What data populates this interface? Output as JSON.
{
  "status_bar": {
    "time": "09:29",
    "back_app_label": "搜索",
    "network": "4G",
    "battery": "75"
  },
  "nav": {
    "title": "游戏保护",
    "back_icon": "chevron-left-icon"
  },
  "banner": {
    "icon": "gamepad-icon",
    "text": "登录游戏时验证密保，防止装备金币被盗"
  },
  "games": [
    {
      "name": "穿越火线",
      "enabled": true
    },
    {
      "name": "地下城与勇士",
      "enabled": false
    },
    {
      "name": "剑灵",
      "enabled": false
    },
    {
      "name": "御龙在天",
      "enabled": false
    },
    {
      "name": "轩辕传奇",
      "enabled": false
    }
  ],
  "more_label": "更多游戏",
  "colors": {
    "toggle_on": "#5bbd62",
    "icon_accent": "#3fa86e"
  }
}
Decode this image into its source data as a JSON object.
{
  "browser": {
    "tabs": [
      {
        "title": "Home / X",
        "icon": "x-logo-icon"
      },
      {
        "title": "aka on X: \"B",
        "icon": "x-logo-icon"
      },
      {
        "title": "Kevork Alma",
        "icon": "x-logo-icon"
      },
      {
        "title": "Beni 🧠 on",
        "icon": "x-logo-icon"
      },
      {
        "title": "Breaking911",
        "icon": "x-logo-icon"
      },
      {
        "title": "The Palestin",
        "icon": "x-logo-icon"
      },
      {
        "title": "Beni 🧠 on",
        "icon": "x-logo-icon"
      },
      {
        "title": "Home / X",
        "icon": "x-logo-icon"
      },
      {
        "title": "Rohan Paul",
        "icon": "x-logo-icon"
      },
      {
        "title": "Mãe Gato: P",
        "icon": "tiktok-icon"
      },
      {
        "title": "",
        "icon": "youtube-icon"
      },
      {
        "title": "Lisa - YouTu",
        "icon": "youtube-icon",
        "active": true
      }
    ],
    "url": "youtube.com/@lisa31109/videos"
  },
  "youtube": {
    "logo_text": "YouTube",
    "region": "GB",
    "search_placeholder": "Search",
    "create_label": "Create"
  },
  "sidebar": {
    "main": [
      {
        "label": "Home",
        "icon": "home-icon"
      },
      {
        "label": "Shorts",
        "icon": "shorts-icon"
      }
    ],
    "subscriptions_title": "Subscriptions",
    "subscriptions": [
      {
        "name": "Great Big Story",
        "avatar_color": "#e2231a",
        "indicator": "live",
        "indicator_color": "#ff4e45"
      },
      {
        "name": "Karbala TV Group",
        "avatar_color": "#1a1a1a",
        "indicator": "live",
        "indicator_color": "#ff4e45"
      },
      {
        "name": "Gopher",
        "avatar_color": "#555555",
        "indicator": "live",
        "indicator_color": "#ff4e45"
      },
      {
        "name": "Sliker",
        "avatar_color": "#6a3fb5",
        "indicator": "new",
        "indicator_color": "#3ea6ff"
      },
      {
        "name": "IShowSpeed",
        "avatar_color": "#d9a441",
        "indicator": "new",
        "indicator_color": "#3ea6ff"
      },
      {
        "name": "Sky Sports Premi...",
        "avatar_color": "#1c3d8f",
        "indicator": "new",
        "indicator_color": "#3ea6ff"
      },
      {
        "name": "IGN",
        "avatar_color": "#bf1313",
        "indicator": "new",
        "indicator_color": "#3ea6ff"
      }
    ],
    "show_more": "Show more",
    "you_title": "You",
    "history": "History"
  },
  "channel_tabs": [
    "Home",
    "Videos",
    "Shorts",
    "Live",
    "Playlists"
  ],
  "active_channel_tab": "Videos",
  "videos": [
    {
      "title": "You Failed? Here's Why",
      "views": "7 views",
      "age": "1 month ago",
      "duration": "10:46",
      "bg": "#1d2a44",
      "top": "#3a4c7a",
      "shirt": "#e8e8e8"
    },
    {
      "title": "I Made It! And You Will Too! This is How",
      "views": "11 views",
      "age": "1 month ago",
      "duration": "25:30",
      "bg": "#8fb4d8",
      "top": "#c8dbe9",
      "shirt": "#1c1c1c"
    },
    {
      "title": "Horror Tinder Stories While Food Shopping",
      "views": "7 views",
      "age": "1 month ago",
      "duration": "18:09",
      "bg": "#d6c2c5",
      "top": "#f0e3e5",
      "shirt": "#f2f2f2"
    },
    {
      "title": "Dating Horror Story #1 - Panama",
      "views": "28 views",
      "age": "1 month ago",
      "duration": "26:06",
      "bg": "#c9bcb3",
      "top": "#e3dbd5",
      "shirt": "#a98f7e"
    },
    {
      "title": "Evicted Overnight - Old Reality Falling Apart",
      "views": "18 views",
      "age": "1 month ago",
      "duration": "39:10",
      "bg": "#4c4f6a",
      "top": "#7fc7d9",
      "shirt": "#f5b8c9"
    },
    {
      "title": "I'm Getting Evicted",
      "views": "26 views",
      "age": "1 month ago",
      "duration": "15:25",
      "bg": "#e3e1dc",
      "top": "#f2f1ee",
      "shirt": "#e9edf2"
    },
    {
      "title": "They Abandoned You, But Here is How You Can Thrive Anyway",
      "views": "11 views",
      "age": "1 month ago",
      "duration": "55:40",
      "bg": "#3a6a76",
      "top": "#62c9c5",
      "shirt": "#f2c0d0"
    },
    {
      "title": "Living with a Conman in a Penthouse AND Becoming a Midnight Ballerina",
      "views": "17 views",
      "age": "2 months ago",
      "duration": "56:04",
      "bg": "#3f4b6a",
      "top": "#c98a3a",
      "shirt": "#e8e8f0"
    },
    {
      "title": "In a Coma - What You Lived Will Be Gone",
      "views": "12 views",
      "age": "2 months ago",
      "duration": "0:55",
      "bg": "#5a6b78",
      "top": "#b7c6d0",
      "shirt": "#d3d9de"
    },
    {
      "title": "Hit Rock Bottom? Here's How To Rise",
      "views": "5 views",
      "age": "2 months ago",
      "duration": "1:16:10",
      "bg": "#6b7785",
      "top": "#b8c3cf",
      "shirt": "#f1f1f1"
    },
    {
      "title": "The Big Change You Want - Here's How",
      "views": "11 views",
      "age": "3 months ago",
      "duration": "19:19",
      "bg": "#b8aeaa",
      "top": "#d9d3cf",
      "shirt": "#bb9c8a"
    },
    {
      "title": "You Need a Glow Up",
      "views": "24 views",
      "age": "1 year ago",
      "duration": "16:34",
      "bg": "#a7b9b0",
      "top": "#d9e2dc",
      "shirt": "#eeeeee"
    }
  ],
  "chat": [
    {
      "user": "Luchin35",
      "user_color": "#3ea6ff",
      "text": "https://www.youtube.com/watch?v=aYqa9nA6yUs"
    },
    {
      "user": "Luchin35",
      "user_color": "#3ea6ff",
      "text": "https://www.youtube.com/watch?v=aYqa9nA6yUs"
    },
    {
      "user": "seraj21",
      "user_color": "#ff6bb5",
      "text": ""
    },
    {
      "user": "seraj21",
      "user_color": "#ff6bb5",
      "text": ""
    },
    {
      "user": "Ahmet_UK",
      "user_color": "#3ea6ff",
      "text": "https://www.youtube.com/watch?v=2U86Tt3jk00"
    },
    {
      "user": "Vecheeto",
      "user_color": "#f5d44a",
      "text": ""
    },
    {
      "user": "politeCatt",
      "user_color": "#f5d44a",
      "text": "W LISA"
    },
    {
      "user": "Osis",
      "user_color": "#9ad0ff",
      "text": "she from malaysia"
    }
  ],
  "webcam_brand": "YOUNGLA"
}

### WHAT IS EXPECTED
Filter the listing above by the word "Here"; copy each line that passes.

### RESULT OF THE EXERCISE
      "title": "You Failed? Here's Why",
      "title": "They Abandoned You, But Here is How You Can Thrive Anyway",
      "title": "Hit Rock Bottom? Here's How To Rise",
      "title": "The Big Change You Want - Here's How",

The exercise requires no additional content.